WHAT IS REQUIRED:
Work out how many lines of the data contain "работы" and reply with that number alone.

DATA EXCERPTS:
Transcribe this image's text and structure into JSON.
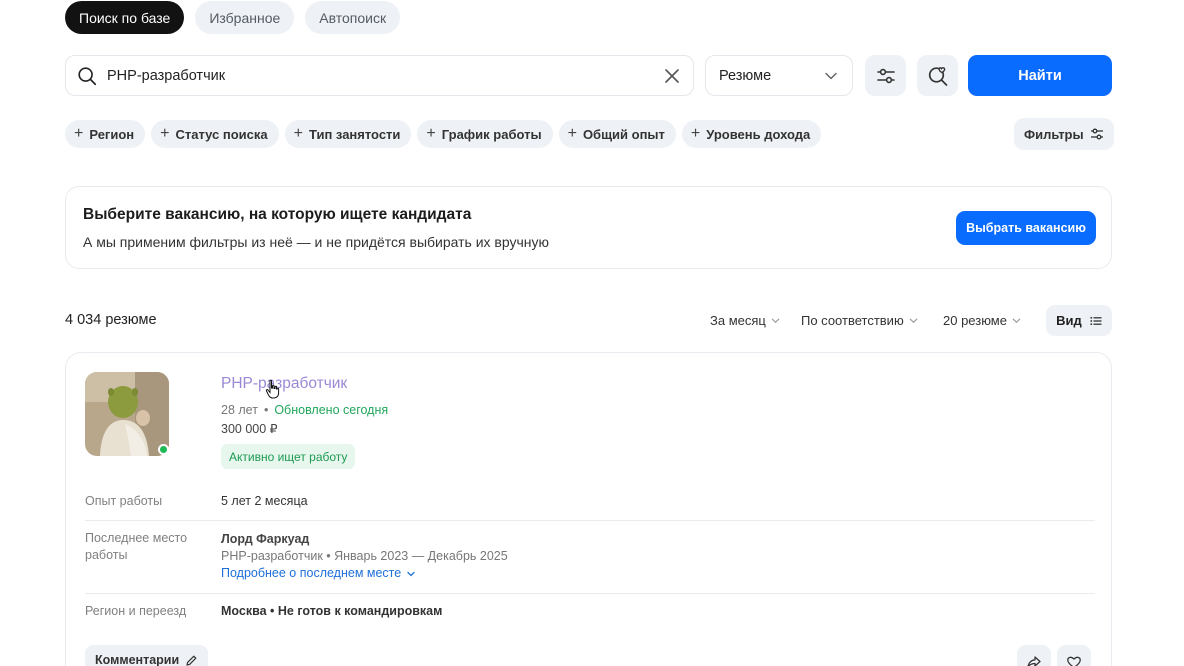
{
  "tabs": [
    {
      "label": "Поиск по базе",
      "active": true
    },
    {
      "label": "Избранное",
      "active": false
    },
    {
      "label": "Автопоиск",
      "active": false
    }
  ],
  "search": {
    "value": "PHP-разработчик",
    "type_select": "Резюме",
    "find_label": "Найти"
  },
  "filter_chips": [
    "Регион",
    "Статус поиска",
    "Тип занятости",
    "График работы",
    "Общий опыт",
    "Уровень дохода"
  ],
  "filters_label": "Фильтры",
  "banner": {
    "title": "Выберите вакансию, на которую ищете кандидата",
    "subtitle": "А мы применим фильтры из неё — и не придётся выбирать их вручную",
    "button_label": "Выбрать вакансию"
  },
  "results": {
    "count": "4 034 резюме",
    "period": "За месяц",
    "sort": "По соответствию",
    "per_page": "20 резюме",
    "view_label": "Вид"
  },
  "resume": {
    "title": "PHP-разработчик",
    "age": "28 лет",
    "updated": "Обновлено сегодня",
    "salary": "300 000 ₽",
    "status": "Активно ищет работу",
    "experience_label": "Опыт работы",
    "experience_value": "5 лет 2 месяца",
    "last_job_label": "Последнее место работы",
    "last_job_company": "Лорд Фаркуад",
    "last_job_details": "PHP-разработчик • Январь 2023 — Декабрь 2025",
    "last_job_more": "Подробнее о последнем месте",
    "region_label": "Регион и переезд",
    "region_value": "Москва • Не готов к командировкам",
    "comments_label": "Комментарии"
  },
  "colors": {
    "primary": "#0a6cff",
    "active_tab": "#121212",
    "chip_bg": "#eef1f5",
    "title_visited": "#9b89d6",
    "success": "#21a65b",
    "link": "#1e6fd9"
  }
}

SOLVED PROBLEM:
3